One way to think about these emotional storms is that there is a psychological benefit to these reactions. Carl Jung identified the animus and anima as parts of ourselves that erupt and interfere with our relationships and work. A woman has an animus, and a man has an anima. June Singer writes that “anima and animus are those unconscious part of ourselves that carry the mystery of sex which is not ours.”
How we identify with our masculine gender role or feminine gender role can vary greatly from one culture to another. It is obvious that there are – in fact – differences between men and woman. Whether these differences are more psychological or physical is debatable as well as complex. Yet it is obvious that men and women are different.
These differences show up in our dreams and fantasies. The anima shows up in a man’s dreams as an image of a woman, whereas the animus shows up in a woman as an image of a man. This is because the anima and animus are related to what is the opposite of our conscious attitude. When we mature, we develop the opposite attitude to what we cling to in our youth. “Men have dared to discover their vulnerability and their feeling side, while women – more confident now of their strengths – are beginning to take risks which would have frightened them before,” writes June Singer.
Animus is defined as a “usually prejudiced and often spiteful or malevolent ill will” or a “strong feeling of dislike or hatred.” Aminus is the masculine form of the word soul in latin. Yet the animus is not as much masculinity repressed as it is the unconscious other that a woman is prevented from being in her daily life. The part of herself that is furthest from her waking life is what makes up a woman’s animus.
Carl Jung describes the animus as a strange passivity. “In the depths of the woman’s being, the animus whispers: ‘You are hopeless. What’s the use of trying? There is no point in doing anything. Life will never change for the better.’”
When a woman is able to separate herself from her animus, she is able to see that part of herself objectively. She is able to be detached and just notice these negative thoughts and feelings. She does not fall into the false belief that these thoughts are her thoughts. When she simply observes these thoughts and realizes that her response to them makes all the difference, she is able to main a healthy detachment.
A woman’s animus assists her in becoming a complete person by shifting repressed energy into active and creative pursuits. The animus does have negative qualities such as “brutality, recklessness, empty talk, and silent, obstinate evil ideas.” Yet the animus also has a positive and valuable side. The animus can “build a bridge to the Self through creative activity.”

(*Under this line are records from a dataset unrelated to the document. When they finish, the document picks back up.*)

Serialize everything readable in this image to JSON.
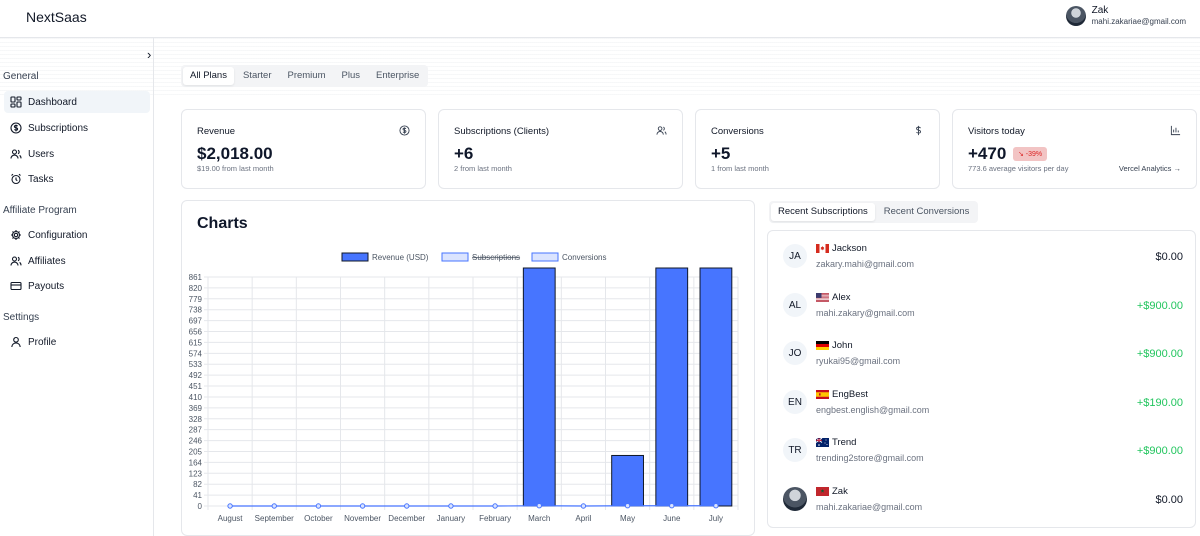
{
  "app": {
    "title": "NextSaas"
  },
  "user": {
    "name": "Zak",
    "email": "mahi.zakariae@gmail.com"
  },
  "sidebar": {
    "sections": [
      {
        "label": "General",
        "items": [
          {
            "label": "Dashboard",
            "icon": "dashboard-icon",
            "active": true
          },
          {
            "label": "Subscriptions",
            "icon": "dollar-circle-icon"
          },
          {
            "label": "Users",
            "icon": "users-icon"
          },
          {
            "label": "Tasks",
            "icon": "alarm-clock-icon"
          }
        ]
      },
      {
        "label": "Affiliate Program",
        "items": [
          {
            "label": "Configuration",
            "icon": "gear-icon"
          },
          {
            "label": "Affiliates",
            "icon": "users-icon"
          },
          {
            "label": "Payouts",
            "icon": "credit-card-icon"
          }
        ]
      },
      {
        "label": "Settings",
        "items": [
          {
            "label": "Profile",
            "icon": "user-icon"
          }
        ]
      }
    ]
  },
  "plan_tabs": [
    "All Plans",
    "Starter",
    "Premium",
    "Plus",
    "Enterprise"
  ],
  "stats": [
    {
      "title": "Revenue",
      "value": "$2,018.00",
      "sub": "$19.00 from last month",
      "icon": "dollar-circle-icon"
    },
    {
      "title": "Subscriptions (Clients)",
      "value": "+6",
      "sub": "2 from last month",
      "icon": "users-icon"
    },
    {
      "title": "Conversions",
      "value": "+5",
      "sub": "1 from last month",
      "icon": "dollar-icon"
    },
    {
      "title": "Visitors today",
      "value": "+470",
      "sub": "773.6 average visitors per day",
      "badge": "↘ -39%",
      "link": "Vercel Analytics →",
      "icon": "bar-chart-icon"
    }
  ],
  "charts": {
    "title": "Charts"
  },
  "chart_data": {
    "type": "bar",
    "categories": [
      "August",
      "September",
      "October",
      "November",
      "December",
      "January",
      "February",
      "March",
      "April",
      "May",
      "June",
      "July"
    ],
    "series": [
      {
        "name": "Revenue (USD)",
        "type": "bar",
        "values": [
          0,
          0,
          0,
          0,
          0,
          0,
          0,
          900,
          0,
          190,
          900,
          900
        ]
      },
      {
        "name": "Subscriptions",
        "type": "line",
        "hidden": true,
        "values": [
          0,
          0,
          0,
          0,
          0,
          0,
          0,
          1,
          0,
          1,
          1,
          1
        ]
      },
      {
        "name": "Conversions",
        "type": "line",
        "values": [
          0,
          0,
          0,
          0,
          0,
          0,
          0,
          1,
          0,
          1,
          1,
          1
        ]
      }
    ],
    "ylim": [
      0,
      861
    ],
    "yticks": [
      "861",
      "820",
      "779",
      "738",
      "697",
      "656",
      "615",
      "574",
      "533",
      "492",
      "451",
      "410",
      "369",
      "328",
      "287",
      "246",
      "205",
      "164",
      "123",
      "82",
      "41",
      "0"
    ],
    "legend": "top",
    "grid": true,
    "colors": {
      "bar": "#4775ff",
      "line": "#4775ff"
    }
  },
  "recent_tabs": [
    "Recent Subscriptions",
    "Recent Conversions"
  ],
  "recent": [
    {
      "initials": "JA",
      "name": "Jackson",
      "email": "zakary.mahi@gmail.com",
      "amount": "$0.00",
      "flag": "ca"
    },
    {
      "initials": "AL",
      "name": "Alex",
      "email": "mahi.zakary@gmail.com",
      "amount": "+$900.00",
      "flag": "us"
    },
    {
      "initials": "JO",
      "name": "John",
      "email": "ryukai95@gmail.com",
      "amount": "+$900.00",
      "flag": "de"
    },
    {
      "initials": "EN",
      "name": "EngBest",
      "email": "engbest.english@gmail.com",
      "amount": "+$190.00",
      "flag": "es"
    },
    {
      "initials": "TR",
      "name": "Trend",
      "email": "trending2store@gmail.com",
      "amount": "+$900.00",
      "flag": "au"
    },
    {
      "initials": "",
      "name": "Zak",
      "email": "mahi.zakariae@gmail.com",
      "amount": "$0.00",
      "flag": "ma",
      "photo": true
    }
  ]
}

For a man, the anima, represents his unconscious feminine other. The anima symbolically represents the eternal feminine. For a woman, the animus represents her unconscious masculine. Conversely, the animus stands for the eternal masculine. Robert Johnson writes that the “anima and the animus function most effectively for us as mediators between the conscious and unconscious parts of personality.”

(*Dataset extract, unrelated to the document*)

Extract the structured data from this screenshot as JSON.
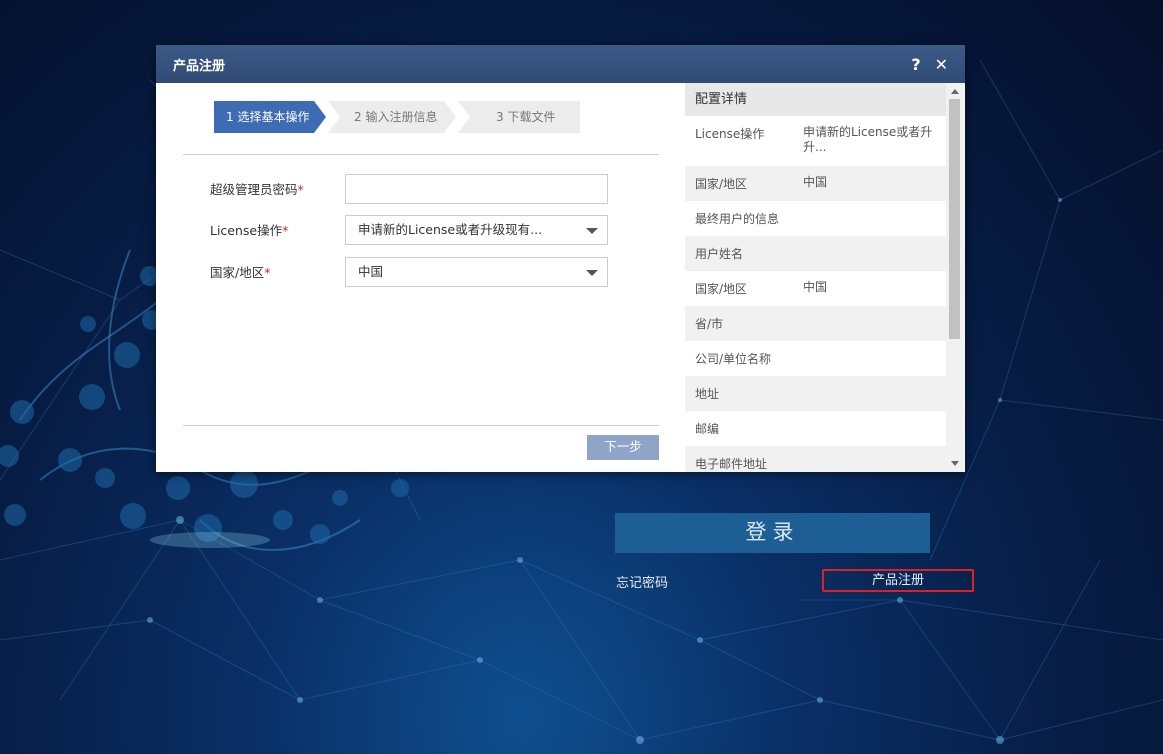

When one learns to work with the animus or anima, one discovers a certain kind of genius within oneself. Please watch is short video by Judith Peterson on the animus and learn how to work with this energy to improve how you feel, behave, and feel: